Mr. Oumansky told me that his Vice Consul was going to issue a statement contradicting the testimony of Lieutenant Maxwell, even if it should involve a charge of perjury against the latter.

Pierrepont Moffat
  1. March 1.
  2. The Soviet Chargé repeated his complaints also to the Assistant Chief of the Division of European Affairs, Loy W. Henderson, who reminded him: “I was sure that he had been in the United States long enough to know that the statements made by the federal district attorney who was prosecuting the case could not be considered as the official views of the American Government; that he must be aware that a considerable amount of latitude is allowed to a federal district attorney; and that remarks made by a federal district attorney during the course of a trial were not previously approved or disapproved by the central authorities in Washington” (311.6121 Gorin, M. N./21).
  3. Letter of March 2, 1939; not printed.

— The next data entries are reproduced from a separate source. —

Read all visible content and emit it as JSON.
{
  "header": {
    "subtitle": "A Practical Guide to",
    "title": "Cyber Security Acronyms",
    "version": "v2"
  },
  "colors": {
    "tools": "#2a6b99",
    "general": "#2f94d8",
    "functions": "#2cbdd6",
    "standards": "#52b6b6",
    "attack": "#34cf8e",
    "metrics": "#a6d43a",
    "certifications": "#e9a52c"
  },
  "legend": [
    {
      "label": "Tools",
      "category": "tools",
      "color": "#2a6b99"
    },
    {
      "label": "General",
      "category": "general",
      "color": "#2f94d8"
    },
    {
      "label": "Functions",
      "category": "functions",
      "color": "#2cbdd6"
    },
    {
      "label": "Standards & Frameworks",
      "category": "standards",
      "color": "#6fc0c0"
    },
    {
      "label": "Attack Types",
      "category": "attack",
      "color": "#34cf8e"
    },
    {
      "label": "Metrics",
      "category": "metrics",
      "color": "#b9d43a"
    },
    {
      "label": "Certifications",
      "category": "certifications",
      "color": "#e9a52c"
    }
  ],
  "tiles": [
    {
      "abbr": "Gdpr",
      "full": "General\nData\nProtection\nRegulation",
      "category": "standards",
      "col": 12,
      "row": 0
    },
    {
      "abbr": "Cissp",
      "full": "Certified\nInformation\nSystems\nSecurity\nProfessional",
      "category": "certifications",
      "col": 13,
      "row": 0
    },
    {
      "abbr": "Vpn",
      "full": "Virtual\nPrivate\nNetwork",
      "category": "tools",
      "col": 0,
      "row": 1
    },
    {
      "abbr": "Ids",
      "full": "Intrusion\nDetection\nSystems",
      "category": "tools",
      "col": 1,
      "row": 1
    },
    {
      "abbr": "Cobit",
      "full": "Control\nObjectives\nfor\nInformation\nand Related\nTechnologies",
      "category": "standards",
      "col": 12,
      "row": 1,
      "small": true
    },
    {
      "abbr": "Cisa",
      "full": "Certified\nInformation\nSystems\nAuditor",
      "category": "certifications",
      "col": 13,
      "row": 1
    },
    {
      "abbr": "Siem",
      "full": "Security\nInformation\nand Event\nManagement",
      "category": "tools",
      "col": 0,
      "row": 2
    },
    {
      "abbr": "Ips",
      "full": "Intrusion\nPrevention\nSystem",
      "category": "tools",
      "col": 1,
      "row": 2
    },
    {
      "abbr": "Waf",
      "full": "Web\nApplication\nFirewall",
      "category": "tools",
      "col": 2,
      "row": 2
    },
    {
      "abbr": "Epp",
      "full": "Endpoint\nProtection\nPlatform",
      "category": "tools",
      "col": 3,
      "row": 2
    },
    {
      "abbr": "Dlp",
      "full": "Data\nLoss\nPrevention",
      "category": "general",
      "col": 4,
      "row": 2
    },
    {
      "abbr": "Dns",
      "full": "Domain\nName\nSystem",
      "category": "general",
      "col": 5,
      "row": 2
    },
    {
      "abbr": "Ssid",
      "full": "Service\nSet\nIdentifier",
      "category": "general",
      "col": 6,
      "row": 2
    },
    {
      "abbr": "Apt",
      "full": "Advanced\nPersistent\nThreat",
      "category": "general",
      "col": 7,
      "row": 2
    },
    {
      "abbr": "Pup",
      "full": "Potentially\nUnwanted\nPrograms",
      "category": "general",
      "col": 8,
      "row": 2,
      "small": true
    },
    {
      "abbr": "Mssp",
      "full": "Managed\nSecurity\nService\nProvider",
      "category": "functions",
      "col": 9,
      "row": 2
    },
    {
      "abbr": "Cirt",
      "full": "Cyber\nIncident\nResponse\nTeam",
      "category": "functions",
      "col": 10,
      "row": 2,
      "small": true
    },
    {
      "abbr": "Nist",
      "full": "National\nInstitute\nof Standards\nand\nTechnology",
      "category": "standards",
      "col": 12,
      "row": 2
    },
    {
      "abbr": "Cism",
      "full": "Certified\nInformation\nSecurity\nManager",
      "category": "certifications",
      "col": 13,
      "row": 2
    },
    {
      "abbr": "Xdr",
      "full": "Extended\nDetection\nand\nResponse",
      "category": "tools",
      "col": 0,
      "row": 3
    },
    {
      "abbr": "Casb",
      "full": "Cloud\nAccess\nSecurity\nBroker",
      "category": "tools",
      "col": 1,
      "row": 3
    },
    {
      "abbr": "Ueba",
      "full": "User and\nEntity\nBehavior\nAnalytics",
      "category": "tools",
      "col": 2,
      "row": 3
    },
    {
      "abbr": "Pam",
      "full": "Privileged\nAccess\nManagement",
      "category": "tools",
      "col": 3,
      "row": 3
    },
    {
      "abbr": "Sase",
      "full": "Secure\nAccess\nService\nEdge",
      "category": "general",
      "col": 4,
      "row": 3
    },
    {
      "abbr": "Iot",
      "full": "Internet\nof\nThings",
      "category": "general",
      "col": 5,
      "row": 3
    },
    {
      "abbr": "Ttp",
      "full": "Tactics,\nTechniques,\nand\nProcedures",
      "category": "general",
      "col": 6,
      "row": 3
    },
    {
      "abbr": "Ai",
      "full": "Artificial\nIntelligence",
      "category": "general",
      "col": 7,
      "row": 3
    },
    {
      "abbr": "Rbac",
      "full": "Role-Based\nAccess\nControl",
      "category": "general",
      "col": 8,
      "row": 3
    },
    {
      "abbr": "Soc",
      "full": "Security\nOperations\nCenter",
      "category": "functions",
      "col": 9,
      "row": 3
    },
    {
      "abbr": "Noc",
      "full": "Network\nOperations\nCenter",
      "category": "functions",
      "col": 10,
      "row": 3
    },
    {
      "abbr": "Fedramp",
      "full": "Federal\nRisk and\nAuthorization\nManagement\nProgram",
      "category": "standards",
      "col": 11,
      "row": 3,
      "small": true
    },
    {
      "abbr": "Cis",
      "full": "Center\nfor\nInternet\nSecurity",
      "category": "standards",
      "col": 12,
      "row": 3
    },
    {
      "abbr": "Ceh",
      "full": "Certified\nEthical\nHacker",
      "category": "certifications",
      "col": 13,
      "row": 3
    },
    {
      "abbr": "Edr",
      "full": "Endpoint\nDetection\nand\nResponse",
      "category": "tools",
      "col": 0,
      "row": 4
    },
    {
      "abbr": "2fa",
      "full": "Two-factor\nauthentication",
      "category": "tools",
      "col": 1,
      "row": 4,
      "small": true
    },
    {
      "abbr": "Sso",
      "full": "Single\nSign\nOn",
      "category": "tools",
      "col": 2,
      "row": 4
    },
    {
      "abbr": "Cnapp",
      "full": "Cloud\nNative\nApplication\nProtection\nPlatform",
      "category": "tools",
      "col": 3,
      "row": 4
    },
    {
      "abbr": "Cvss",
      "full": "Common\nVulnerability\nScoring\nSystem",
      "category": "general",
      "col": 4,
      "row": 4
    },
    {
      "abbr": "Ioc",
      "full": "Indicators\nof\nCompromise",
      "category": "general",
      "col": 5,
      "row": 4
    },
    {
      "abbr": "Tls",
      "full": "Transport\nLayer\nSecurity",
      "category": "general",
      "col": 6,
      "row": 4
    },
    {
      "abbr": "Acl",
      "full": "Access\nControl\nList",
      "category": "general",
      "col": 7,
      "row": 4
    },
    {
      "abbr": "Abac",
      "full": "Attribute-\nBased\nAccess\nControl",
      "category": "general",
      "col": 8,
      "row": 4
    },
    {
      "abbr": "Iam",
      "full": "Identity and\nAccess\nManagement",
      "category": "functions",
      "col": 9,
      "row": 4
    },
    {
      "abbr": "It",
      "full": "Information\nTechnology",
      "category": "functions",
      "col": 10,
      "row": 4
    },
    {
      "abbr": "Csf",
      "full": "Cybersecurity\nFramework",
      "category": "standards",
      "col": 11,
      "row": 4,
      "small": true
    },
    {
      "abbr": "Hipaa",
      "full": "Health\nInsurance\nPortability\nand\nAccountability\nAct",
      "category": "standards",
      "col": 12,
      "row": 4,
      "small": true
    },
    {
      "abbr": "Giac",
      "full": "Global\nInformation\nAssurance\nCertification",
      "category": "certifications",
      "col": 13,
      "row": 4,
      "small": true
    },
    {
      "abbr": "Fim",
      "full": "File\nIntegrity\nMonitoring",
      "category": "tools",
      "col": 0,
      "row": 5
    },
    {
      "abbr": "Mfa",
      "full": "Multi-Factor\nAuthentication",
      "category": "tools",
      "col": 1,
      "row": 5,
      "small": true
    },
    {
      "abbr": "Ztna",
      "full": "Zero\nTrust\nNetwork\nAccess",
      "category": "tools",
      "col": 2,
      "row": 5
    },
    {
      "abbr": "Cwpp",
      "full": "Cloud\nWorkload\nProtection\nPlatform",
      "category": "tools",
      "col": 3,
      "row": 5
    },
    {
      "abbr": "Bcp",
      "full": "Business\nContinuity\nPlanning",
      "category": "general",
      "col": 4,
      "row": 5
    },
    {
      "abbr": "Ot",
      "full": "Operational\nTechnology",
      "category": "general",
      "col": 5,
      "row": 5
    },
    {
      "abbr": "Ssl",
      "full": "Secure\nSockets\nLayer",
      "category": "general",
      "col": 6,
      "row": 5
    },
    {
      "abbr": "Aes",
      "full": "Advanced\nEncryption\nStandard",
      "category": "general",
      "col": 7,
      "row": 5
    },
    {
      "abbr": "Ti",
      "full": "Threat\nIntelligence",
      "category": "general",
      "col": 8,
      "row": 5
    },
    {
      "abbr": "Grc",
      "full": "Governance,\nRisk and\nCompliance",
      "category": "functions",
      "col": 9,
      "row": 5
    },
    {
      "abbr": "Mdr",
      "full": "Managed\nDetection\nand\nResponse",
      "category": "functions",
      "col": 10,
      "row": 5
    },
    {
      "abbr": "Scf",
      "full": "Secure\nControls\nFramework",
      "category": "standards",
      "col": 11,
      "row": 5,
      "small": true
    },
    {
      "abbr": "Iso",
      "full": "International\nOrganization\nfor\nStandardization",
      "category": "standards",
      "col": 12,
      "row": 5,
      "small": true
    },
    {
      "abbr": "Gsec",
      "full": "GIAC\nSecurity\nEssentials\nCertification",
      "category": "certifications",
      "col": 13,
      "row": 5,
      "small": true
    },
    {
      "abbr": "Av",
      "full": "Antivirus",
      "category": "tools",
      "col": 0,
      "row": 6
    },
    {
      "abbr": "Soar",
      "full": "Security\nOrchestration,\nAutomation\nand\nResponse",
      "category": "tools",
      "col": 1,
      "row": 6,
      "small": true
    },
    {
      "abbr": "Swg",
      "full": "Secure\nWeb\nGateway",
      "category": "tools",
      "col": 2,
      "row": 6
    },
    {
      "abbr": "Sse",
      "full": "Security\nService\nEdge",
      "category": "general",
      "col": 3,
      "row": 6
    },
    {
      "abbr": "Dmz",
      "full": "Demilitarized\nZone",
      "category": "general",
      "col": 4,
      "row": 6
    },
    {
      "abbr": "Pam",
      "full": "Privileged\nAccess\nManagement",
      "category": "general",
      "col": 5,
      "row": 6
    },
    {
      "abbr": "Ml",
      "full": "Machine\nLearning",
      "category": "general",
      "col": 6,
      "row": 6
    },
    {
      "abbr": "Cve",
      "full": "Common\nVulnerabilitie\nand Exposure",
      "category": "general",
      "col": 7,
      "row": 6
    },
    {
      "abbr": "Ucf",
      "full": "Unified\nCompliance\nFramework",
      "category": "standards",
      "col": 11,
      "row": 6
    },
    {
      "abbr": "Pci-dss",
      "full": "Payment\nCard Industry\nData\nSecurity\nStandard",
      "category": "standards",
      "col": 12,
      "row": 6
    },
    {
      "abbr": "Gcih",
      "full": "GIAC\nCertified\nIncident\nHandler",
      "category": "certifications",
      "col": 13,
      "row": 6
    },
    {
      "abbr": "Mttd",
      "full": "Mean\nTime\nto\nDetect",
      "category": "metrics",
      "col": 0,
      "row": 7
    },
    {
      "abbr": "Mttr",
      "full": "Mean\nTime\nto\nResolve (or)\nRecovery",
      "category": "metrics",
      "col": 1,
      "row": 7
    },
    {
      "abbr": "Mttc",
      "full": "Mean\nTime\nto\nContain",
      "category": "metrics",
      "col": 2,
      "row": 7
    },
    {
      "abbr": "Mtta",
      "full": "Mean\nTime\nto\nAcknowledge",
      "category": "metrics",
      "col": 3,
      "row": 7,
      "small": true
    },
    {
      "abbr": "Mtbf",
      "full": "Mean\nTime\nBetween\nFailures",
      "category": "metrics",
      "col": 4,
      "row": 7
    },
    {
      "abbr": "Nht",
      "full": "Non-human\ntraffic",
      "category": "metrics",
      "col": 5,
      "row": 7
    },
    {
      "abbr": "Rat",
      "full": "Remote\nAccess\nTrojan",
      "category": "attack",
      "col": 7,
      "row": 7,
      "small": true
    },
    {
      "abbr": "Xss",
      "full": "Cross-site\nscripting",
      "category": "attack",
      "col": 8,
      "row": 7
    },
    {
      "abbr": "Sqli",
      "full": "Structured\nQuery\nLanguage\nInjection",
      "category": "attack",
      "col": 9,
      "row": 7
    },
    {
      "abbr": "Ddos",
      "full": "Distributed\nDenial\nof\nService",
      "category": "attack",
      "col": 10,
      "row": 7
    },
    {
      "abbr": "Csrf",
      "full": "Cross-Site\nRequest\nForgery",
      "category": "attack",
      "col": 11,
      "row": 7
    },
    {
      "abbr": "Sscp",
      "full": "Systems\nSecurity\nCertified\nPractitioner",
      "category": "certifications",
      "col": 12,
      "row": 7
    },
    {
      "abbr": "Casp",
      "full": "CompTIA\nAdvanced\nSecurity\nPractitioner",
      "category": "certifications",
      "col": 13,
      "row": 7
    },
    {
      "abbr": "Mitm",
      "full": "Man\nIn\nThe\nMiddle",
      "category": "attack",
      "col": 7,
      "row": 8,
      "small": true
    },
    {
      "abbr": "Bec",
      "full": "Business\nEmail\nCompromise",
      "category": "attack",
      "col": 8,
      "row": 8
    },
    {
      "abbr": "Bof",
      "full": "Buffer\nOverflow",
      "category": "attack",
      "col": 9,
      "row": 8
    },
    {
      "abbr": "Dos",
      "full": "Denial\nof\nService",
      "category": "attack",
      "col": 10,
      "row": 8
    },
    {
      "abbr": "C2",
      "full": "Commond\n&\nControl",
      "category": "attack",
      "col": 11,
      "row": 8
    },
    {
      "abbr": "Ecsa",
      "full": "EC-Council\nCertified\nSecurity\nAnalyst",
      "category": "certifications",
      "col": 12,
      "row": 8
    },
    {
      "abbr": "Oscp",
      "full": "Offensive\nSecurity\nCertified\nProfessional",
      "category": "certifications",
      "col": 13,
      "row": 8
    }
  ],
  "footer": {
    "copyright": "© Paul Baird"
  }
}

  4. A copy of this memorandum was handed on March 7, 1939, to the Assistant Chief of the Criminal Division, Department of Justice.